Start of Block
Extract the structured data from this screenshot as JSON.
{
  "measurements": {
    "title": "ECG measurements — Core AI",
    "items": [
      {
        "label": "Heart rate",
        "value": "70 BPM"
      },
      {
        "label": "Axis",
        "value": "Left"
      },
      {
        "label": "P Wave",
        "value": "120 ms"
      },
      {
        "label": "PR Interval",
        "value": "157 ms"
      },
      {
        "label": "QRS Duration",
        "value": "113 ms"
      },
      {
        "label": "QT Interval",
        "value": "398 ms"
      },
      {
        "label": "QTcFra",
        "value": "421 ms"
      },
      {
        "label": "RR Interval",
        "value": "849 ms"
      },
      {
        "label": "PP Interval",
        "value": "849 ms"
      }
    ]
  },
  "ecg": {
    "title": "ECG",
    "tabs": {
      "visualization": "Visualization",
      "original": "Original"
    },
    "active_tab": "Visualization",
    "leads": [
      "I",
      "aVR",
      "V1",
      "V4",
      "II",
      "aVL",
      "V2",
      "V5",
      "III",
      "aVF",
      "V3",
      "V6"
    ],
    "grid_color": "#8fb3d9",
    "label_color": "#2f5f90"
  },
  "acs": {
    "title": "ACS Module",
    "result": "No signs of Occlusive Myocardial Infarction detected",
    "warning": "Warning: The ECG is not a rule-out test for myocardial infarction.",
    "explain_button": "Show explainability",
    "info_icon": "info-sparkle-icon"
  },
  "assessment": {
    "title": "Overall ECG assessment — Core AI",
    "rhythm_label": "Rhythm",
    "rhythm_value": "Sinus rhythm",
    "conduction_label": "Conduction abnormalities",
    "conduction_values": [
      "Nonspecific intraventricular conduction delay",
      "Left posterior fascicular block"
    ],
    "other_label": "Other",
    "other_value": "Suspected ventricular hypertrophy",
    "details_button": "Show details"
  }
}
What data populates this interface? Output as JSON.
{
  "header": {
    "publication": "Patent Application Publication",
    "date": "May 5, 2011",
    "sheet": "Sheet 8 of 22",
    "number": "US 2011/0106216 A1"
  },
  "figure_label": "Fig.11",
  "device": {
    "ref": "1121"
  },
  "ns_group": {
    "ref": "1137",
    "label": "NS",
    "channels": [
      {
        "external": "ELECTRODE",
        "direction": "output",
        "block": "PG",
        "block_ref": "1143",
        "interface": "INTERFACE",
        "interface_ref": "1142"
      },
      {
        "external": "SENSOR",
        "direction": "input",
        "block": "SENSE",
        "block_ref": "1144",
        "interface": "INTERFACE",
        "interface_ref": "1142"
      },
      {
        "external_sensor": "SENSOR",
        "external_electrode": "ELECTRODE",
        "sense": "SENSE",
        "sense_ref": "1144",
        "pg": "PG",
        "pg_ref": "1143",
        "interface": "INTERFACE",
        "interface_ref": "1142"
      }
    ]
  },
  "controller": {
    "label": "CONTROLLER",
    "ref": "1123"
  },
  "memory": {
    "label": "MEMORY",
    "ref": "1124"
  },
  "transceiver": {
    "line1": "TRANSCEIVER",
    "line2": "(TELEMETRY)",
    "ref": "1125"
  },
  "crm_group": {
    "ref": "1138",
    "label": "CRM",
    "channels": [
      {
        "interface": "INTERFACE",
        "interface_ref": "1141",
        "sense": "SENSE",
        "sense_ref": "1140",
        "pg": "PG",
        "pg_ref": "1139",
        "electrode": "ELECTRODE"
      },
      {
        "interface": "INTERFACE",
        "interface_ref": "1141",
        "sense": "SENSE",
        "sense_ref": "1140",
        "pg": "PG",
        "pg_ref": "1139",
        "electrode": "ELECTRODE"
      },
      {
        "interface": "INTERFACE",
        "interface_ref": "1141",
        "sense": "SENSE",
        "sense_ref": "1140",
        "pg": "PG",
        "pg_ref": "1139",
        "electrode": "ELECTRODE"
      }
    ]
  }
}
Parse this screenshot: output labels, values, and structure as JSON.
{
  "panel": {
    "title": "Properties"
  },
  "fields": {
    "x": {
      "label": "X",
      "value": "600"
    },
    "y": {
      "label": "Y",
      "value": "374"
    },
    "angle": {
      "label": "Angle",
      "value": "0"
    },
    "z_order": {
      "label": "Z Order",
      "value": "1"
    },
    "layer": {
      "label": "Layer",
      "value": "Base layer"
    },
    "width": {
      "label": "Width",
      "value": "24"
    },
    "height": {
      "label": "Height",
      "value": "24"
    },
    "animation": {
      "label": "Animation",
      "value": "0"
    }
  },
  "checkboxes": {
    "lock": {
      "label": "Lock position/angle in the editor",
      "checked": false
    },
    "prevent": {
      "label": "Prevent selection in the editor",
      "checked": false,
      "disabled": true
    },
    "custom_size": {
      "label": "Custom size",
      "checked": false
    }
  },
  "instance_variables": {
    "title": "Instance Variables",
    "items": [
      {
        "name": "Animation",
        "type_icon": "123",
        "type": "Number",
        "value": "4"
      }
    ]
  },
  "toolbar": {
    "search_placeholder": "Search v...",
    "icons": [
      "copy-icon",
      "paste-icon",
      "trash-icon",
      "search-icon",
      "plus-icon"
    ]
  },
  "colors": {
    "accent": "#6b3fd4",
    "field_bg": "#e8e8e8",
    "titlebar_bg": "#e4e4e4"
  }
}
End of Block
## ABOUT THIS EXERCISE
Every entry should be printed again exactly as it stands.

## ANSWER BELOW
Extract the structured data from this screenshot as JSON.
{
  "measurements": {
    "title": "ECG measurements — Core AI",
    "items": [
      {
        "label": "Heart rate",
        "value": "70 BPM"
      },
      {
        "label": "Axis",
        "value": "Left"
      },
      {
        "label": "P Wave",
        "value": "120 ms"
      },
      {
        "label": "PR Interval",
        "value": "157 ms"
      },
      {
        "label": "QRS Duration",
        "value": "113 ms"
      },
      {
        "label": "QT Interval",
        "value": "398 ms"
      },
      {
        "label": "QTcFra",
        "value": "421 ms"
      },
      {
        "label": "RR Interval",
        "value": "849 ms"
      },
      {
        "label": "PP Interval",
        "value": "849 ms"
      }
    ]
  },
  "ecg": {
    "title": "ECG",
    "tabs": {
      "visualization": "Visualization",
      "original": "Original"
    },
    "active_tab": "Visualization",
    "leads": [
      "I",
      "aVR",
      "V1",
      "V4",
      "II",
      "aVL",
      "V2",
      "V5",
      "III",
      "aVF",
      "V3",
      "V6"
    ],
    "grid_color": "#8fb3d9",
    "label_color": "#2f5f90"
  },
  "acs": {
    "title": "ACS Module",
    "result": "No signs of Occlusive Myocardial Infarction detected",
    "warning": "Warning: The ECG is not a rule-out test for myocardial infarction.",
    "explain_button": "Show explainability",
    "info_icon": "info-sparkle-icon"
  },
  "assessment": {
    "title": "Overall ECG assessment — Core AI",
    "rhythm_label": "Rhythm",
    "rhythm_value": "Sinus rhythm",
    "conduction_label": "Conduction abnormalities",
    "conduction_values": [
      "Nonspecific intraventricular conduction delay",
      "Left posterior fascicular block"
    ],
    "other_label": "Other",
    "other_value": "Suspected ventricular hypertrophy",
    "details_button": "Show details"
  }
}
What data populates this interface? Output as JSON.
{
  "header": {
    "publication": "Patent Application Publication",
    "date": "May 5, 2011",
    "sheet": "Sheet 8 of 22",
    "number": "US 2011/0106216 A1"
  },
  "figure_label": "Fig.11",
  "device": {
    "ref": "1121"
  },
  "ns_group": {
    "ref": "1137",
    "label": "NS",
    "channels": [
      {
        "external": "ELECTRODE",
        "direction": "output",
        "block": "PG",
        "block_ref": "1143",
        "interface": "INTERFACE",
        "interface_ref": "1142"
      },
      {
        "external": "SENSOR",
        "direction": "input",
        "block": "SENSE",
        "block_ref": "1144",
        "interface": "INTERFACE",
        "interface_ref": "1142"
      },
      {
        "external_sensor": "SENSOR",
        "external_electrode": "ELECTRODE",
        "sense": "SENSE",
        "sense_ref": "1144",
        "pg": "PG",
        "pg_ref": "1143",
        "interface": "INTERFACE",
        "interface_ref": "1142"
      }
    ]
  },
  "controller": {
    "label": "CONTROLLER",
    "ref": "1123"
  },
  "memory": {
    "label": "MEMORY",
    "ref": "1124"
  },
  "transceiver": {
    "line1": "TRANSCEIVER",
    "line2": "(TELEMETRY)",
    "ref": "1125"
  },
  "crm_group": {
    "ref": "1138",
    "label": "CRM",
    "channels": [
      {
        "interface": "INTERFACE",
        "interface_ref": "1141",
        "sense": "SENSE",
        "sense_ref": "1140",
        "pg": "PG",
        "pg_ref": "1139",
        "electrode": "ELECTRODE"
      },
      {
        "interface": "INTERFACE",
        "interface_ref": "1141",
        "sense": "SENSE",
        "sense_ref": "1140",
        "pg": "PG",
        "pg_ref": "1139",
        "electrode": "ELECTRODE"
      },
      {
        "interface": "INTERFACE",
        "interface_ref": "1141",
        "sense": "SENSE",
        "sense_ref": "1140",
        "pg": "PG",
        "pg_ref": "1139",
        "electrode": "ELECTRODE"
      }
    ]
  }
}
Parse this screenshot: output labels, values, and structure as JSON.
{
  "panel": {
    "title": "Properties"
  },
  "fields": {
    "x": {
      "label": "X",
      "value": "600"
    },
    "y": {
      "label": "Y",
      "value": "374"
    },
    "angle": {
      "label": "Angle",
      "value": "0"
    },
    "z_order": {
      "label": "Z Order",
      "value": "1"
    },
    "layer": {
      "label": "Layer",
      "value": "Base layer"
    },
    "width": {
      "label": "Width",
      "value": "24"
    },
    "height": {
      "label": "Height",
      "value": "24"
    },
    "animation": {
      "label": "Animation",
      "value": "0"
    }
  },
  "checkboxes": {
    "lock": {
      "label": "Lock position/angle in the editor",
      "checked": false
    },
    "prevent": {
      "label": "Prevent selection in the editor",
      "checked": false,
      "disabled": true
    },
    "custom_size": {
      "label": "Custom size",
      "checked": false
    }
  },
  "instance_variables": {
    "title": "Instance Variables",
    "items": [
      {
        "name": "Animation",
        "type_icon": "123",
        "type": "Number",
        "value": "4"
      }
    ]
  },
  "toolbar": {
    "search_placeholder": "Search v...",
    "icons": [
      "copy-icon",
      "paste-icon",
      "trash-icon",
      "search-icon",
      "plus-icon"
    ]
  },
  "colors": {
    "accent": "#6b3fd4",
    "field_bg": "#e8e8e8",
    "titlebar_bg": "#e4e4e4"
  }
}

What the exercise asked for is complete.